- [Exercise input]

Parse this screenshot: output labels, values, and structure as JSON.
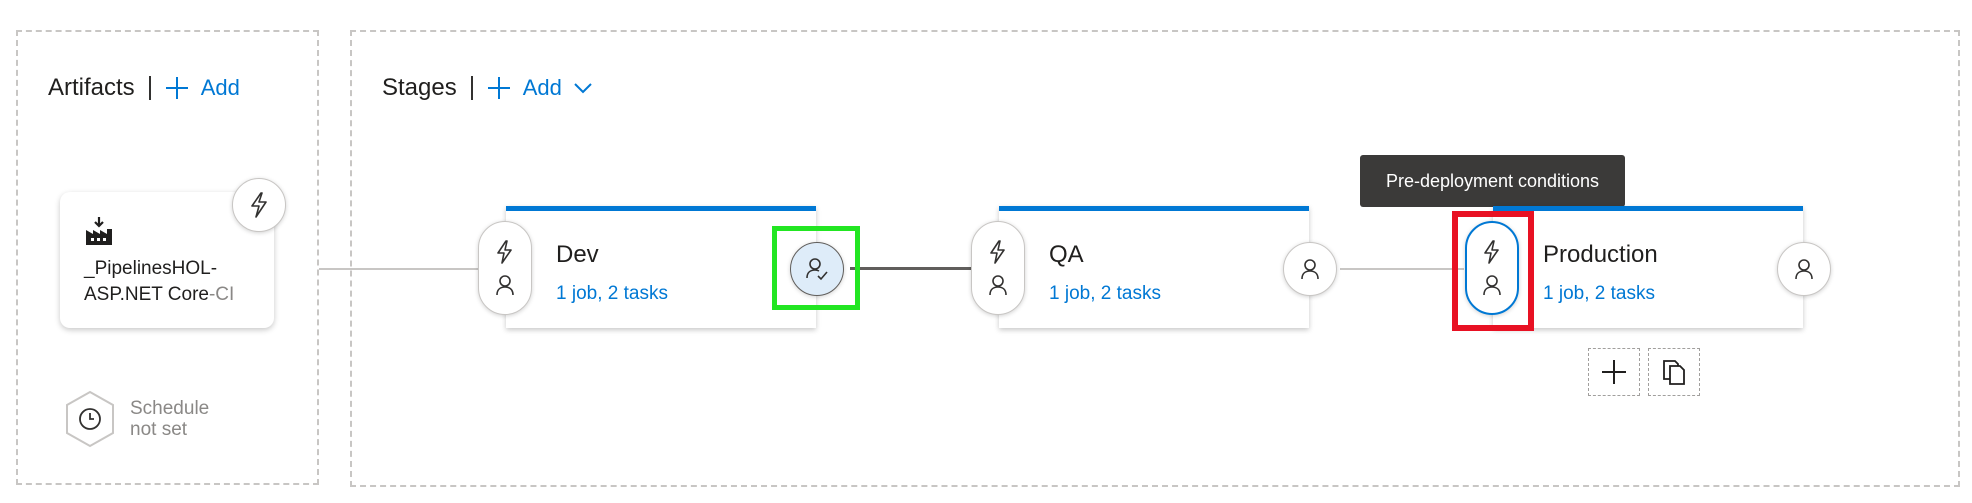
{
  "artifacts": {
    "title": "Artifacts",
    "add_label": "Add",
    "card": {
      "name_main": "_PipelinesHOL-\nASP.NET Core",
      "name_suffix": "-CI",
      "icon": "build-pipeline-icon",
      "trigger_icon": "lightning-icon"
    },
    "schedule": {
      "line1": "Schedule",
      "line2": "not set",
      "icon": "clock-icon"
    }
  },
  "stages": {
    "title": "Stages",
    "add_label": "Add",
    "items": [
      {
        "name": "Dev",
        "detail": "1 job, 2 tasks"
      },
      {
        "name": "QA",
        "detail": "1 job, 2 tasks"
      },
      {
        "name": "Production",
        "detail": "1 job, 2 tasks"
      }
    ]
  },
  "tooltip": {
    "text": "Pre-deployment conditions"
  },
  "colors": {
    "accent": "#0078d4",
    "highlight_green": "#22e622",
    "highlight_red": "#e81123",
    "tooltip_bg": "#3b3a39"
  },
  "icons": {
    "add": "plus-icon",
    "dropdown": "chevron-down-icon",
    "approver": "person-icon",
    "approved": "person-check-icon",
    "add_stage": "plus-icon",
    "clone_stage": "copy-icon"
  }
}
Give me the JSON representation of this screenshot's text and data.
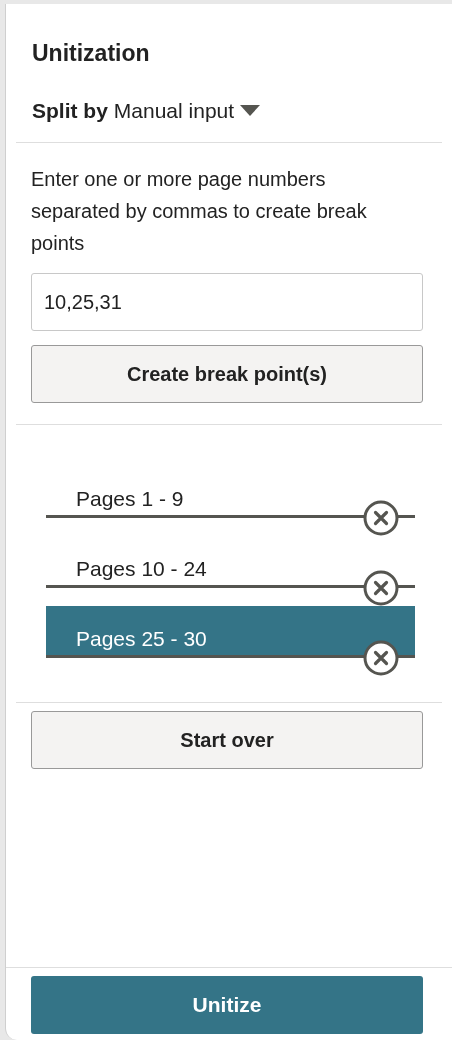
{
  "panel": {
    "title": "Unitization"
  },
  "split_by": {
    "label": "Split by",
    "value": "Manual input"
  },
  "instructions": "Enter one or more page numbers separated by commas to create break points",
  "break_input": {
    "value": "10,25,31"
  },
  "create_button": "Create break point(s)",
  "ranges": [
    {
      "label": "Pages 1 - 9",
      "selected": false
    },
    {
      "label": "Pages 10 - 24",
      "selected": false
    },
    {
      "label": "Pages 25 - 30",
      "selected": true
    }
  ],
  "start_over_button": "Start over",
  "unitize_button": "Unitize"
}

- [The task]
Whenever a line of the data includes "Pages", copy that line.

- [Answer to the exercise]
      "label": "Pages 1 - 9",
      "label": "Pages 10 - 24",
      "label": "Pages 25 - 30",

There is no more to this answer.